Extracted information ->
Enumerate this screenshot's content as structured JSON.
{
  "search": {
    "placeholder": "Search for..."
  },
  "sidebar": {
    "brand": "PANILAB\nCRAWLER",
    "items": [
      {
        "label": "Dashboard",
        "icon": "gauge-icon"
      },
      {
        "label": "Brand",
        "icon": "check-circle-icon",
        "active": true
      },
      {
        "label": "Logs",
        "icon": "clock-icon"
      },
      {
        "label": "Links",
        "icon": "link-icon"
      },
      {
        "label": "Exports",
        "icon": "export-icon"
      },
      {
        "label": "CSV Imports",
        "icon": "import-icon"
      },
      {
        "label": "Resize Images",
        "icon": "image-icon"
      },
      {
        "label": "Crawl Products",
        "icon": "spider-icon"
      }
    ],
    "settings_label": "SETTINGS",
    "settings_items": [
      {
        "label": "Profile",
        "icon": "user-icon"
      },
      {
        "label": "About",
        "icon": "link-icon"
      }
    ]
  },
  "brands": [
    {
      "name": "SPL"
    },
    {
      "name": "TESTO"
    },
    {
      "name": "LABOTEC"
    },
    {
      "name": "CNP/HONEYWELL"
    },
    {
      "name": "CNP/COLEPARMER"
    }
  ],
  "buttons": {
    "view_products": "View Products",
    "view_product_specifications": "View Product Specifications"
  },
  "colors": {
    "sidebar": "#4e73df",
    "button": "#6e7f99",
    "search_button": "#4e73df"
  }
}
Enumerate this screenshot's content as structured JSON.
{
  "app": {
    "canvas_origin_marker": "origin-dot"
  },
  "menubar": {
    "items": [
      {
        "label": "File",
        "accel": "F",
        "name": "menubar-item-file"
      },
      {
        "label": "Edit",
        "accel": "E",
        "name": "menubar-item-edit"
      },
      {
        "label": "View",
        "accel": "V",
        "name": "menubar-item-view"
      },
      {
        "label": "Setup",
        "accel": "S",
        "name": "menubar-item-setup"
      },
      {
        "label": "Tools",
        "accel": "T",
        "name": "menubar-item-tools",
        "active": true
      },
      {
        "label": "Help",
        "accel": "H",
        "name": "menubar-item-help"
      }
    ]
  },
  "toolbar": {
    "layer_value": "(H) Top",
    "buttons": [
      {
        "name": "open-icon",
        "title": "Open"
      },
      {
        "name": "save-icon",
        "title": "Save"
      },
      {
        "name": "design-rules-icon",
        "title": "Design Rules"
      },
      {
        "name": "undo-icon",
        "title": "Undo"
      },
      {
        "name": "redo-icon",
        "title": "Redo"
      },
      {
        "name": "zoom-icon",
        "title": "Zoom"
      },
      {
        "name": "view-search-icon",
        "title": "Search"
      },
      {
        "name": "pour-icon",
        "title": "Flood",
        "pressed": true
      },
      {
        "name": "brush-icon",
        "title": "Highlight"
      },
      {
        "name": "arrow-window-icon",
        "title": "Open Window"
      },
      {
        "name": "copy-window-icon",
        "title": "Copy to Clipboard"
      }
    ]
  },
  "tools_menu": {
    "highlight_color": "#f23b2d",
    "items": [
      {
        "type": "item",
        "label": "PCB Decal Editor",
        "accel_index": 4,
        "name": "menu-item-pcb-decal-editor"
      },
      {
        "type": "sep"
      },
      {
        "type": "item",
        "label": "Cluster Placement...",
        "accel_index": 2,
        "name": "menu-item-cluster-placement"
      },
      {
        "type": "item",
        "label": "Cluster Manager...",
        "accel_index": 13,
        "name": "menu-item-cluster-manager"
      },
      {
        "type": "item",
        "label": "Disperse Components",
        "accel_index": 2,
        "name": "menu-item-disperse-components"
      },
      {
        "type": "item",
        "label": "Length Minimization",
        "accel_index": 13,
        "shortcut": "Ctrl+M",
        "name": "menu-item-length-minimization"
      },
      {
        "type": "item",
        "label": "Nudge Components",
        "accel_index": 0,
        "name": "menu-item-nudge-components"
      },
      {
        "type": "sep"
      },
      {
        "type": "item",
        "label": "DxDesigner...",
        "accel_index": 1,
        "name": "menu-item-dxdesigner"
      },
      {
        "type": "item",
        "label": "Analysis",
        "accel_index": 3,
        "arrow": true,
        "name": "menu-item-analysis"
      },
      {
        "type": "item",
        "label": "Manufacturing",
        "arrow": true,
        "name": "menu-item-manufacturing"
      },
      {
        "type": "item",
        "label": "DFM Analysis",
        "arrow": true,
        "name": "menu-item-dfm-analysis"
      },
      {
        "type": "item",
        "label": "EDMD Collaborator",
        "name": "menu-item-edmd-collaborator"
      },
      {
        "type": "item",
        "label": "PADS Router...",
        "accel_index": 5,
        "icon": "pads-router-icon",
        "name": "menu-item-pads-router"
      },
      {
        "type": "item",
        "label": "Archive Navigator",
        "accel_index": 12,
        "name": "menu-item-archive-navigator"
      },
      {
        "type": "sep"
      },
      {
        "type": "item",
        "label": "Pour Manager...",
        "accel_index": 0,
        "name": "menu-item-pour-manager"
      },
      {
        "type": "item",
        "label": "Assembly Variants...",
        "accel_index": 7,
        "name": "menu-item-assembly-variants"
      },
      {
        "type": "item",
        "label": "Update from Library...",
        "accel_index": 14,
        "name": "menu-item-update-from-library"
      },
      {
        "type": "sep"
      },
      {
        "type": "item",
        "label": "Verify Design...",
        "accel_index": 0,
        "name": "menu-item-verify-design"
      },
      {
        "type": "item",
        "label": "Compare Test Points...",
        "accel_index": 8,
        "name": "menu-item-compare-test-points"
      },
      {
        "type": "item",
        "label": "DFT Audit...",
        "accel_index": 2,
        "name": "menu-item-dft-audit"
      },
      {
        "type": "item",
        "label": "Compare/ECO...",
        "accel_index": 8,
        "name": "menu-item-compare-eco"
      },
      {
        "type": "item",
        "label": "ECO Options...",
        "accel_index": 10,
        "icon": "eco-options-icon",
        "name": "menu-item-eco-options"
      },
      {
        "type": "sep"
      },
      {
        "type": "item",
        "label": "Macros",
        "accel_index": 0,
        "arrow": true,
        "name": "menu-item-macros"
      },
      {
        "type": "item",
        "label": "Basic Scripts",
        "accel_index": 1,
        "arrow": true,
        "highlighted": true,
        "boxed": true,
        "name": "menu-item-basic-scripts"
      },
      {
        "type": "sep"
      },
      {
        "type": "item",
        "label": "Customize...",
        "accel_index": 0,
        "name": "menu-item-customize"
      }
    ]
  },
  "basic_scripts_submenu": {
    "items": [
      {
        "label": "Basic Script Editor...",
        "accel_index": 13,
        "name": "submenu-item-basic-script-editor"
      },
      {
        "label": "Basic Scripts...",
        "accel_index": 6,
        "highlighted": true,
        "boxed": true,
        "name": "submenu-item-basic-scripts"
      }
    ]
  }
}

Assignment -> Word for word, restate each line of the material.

Result for this task ->
Enumerate this screenshot's content as structured JSON.
{
  "search": {
    "placeholder": "Search for..."
  },
  "sidebar": {
    "brand": "PANILAB\nCRAWLER",
    "items": [
      {
        "label": "Dashboard",
        "icon": "gauge-icon"
      },
      {
        "label": "Brand",
        "icon": "check-circle-icon",
        "active": true
      },
      {
        "label": "Logs",
        "icon": "clock-icon"
      },
      {
        "label": "Links",
        "icon": "link-icon"
      },
      {
        "label": "Exports",
        "icon": "export-icon"
      },
      {
        "label": "CSV Imports",
        "icon": "import-icon"
      },
      {
        "label": "Resize Images",
        "icon": "image-icon"
      },
      {
        "label": "Crawl Products",
        "icon": "spider-icon"
      }
    ],
    "settings_label": "SETTINGS",
    "settings_items": [
      {
        "label": "Profile",
        "icon": "user-icon"
      },
      {
        "label": "About",
        "icon": "link-icon"
      }
    ]
  },
  "brands": [
    {
      "name": "SPL"
    },
    {
      "name": "TESTO"
    },
    {
      "name": "LABOTEC"
    },
    {
      "name": "CNP/HONEYWELL"
    },
    {
      "name": "CNP/COLEPARMER"
    }
  ],
  "buttons": {
    "view_products": "View Products",
    "view_product_specifications": "View Product Specifications"
  },
  "colors": {
    "sidebar": "#4e73df",
    "button": "#6e7f99",
    "search_button": "#4e73df"
  }
}
Enumerate this screenshot's content as structured JSON.
{
  "app": {
    "canvas_origin_marker": "origin-dot"
  },
  "menubar": {
    "items": [
      {
        "label": "File",
        "accel": "F",
        "name": "menubar-item-file"
      },
      {
        "label": "Edit",
        "accel": "E",
        "name": "menubar-item-edit"
      },
      {
        "label": "View",
        "accel": "V",
        "name": "menubar-item-view"
      },
      {
        "label": "Setup",
        "accel": "S",
        "name": "menubar-item-setup"
      },
      {
        "label": "Tools",
        "accel": "T",
        "name": "menubar-item-tools",
        "active": true
      },
      {
        "label": "Help",
        "accel": "H",
        "name": "menubar-item-help"
      }
    ]
  },
  "toolbar": {
    "layer_value": "(H) Top",
    "buttons": [
      {
        "name": "open-icon",
        "title": "Open"
      },
      {
        "name": "save-icon",
        "title": "Save"
      },
      {
        "name": "design-rules-icon",
        "title": "Design Rules"
      },
      {
        "name": "undo-icon",
        "title": "Undo"
      },
      {
        "name": "redo-icon",
        "title": "Redo"
      },
      {
        "name": "zoom-icon",
        "title": "Zoom"
      },
      {
        "name": "view-search-icon",
        "title": "Search"
      },
      {
        "name": "pour-icon",
        "title": "Flood",
        "pressed": true
      },
      {
        "name": "brush-icon",
        "title": "Highlight"
      },
      {
        "name": "arrow-window-icon",
        "title": "Open Window"
      },
      {
        "name": "copy-window-icon",
        "title": "Copy to Clipboard"
      }
    ]
  },
  "tools_menu": {
    "highlight_color": "#f23b2d",
    "items": [
      {
        "type": "item",
        "label": "PCB Decal Editor",
        "accel_index": 4,
        "name": "menu-item-pcb-decal-editor"
      },
      {
        "type": "sep"
      },
      {
        "type": "item",
        "label": "Cluster Placement...",
        "accel_index": 2,
        "name": "menu-item-cluster-placement"
      },
      {
        "type": "item",
        "label": "Cluster Manager...",
        "accel_index": 13,
        "name": "menu-item-cluster-manager"
      },
      {
        "type": "item",
        "label": "Disperse Components",
        "accel_index": 2,
        "name": "menu-item-disperse-components"
      },
      {
        "type": "item",
        "label": "Length Minimization",
        "accel_index": 13,
        "shortcut": "Ctrl+M",
        "name": "menu-item-length-minimization"
      },
      {
        "type": "item",
        "label": "Nudge Components",
        "accel_index": 0,
        "name": "menu-item-nudge-components"
      },
      {
        "type": "sep"
      },
      {
        "type": "item",
        "label": "DxDesigner...",
        "accel_index": 1,
        "name": "menu-item-dxdesigner"
      },
      {
        "type": "item",
        "label": "Analysis",
        "accel_index": 3,
        "arrow": true,
        "name": "menu-item-analysis"
      },
      {
        "type": "item",
        "label": "Manufacturing",
        "arrow": true,
        "name": "menu-item-manufacturing"
      },
      {
        "type": "item",
        "label": "DFM Analysis",
        "arrow": true,
        "name": "menu-item-dfm-analysis"
      },
      {
        "type": "item",
        "label": "EDMD Collaborator",
        "name": "menu-item-edmd-collaborator"
      },
      {
        "type": "item",
        "label": "PADS Router...",
        "accel_index": 5,
        "icon": "pads-router-icon",
        "name": "menu-item-pads-router"
      },
      {
        "type": "item",
        "label": "Archive Navigator",
        "accel_index": 12,
        "name": "menu-item-archive-navigator"
      },
      {
        "type": "sep"
      },
      {
        "type": "item",
        "label": "Pour Manager...",
        "accel_index": 0,
        "name": "menu-item-pour-manager"
      },
      {
        "type": "item",
        "label": "Assembly Variants...",
        "accel_index": 7,
        "name": "menu-item-assembly-variants"
      },
      {
        "type": "item",
        "label": "Update from Library...",
        "accel_index": 14,
        "name": "menu-item-update-from-library"
      },
      {
        "type": "sep"
      },
      {
        "type": "item",
        "label": "Verify Design...",
        "accel_index": 0,
        "name": "menu-item-verify-design"
      },
      {
        "type": "item",
        "label": "Compare Test Points...",
        "accel_index": 8,
        "name": "menu-item-compare-test-points"
      },
      {
        "type": "item",
        "label": "DFT Audit...",
        "accel_index": 2,
        "name": "menu-item-dft-audit"
      },
      {
        "type": "item",
        "label": "Compare/ECO...",
        "accel_index": 8,
        "name": "menu-item-compare-eco"
      },
      {
        "type": "item",
        "label": "ECO Options...",
        "accel_index": 10,
        "icon": "eco-options-icon",
        "name": "menu-item-eco-options"
      },
      {
        "type": "sep"
      },
      {
        "type": "item",
        "label": "Macros",
        "accel_index": 0,
        "arrow": true,
        "name": "menu-item-macros"
      },
      {
        "type": "item",
        "label": "Basic Scripts",
        "accel_index": 1,
        "arrow": true,
        "highlighted": true,
        "boxed": true,
        "name": "menu-item-basic-scripts"
      },
      {
        "type": "sep"
      },
      {
        "type": "item",
        "label": "Customize...",
        "accel_index": 0,
        "name": "menu-item-customize"
      }
    ]
  },
  "basic_scripts_submenu": {
    "items": [
      {
        "label": "Basic Script Editor...",
        "accel_index": 13,
        "name": "submenu-item-basic-script-editor"
      },
      {
        "label": "Basic Scripts...",
        "accel_index": 6,
        "highlighted": true,
        "boxed": true,
        "name": "submenu-item-basic-scripts"
      }
    ]
  }
}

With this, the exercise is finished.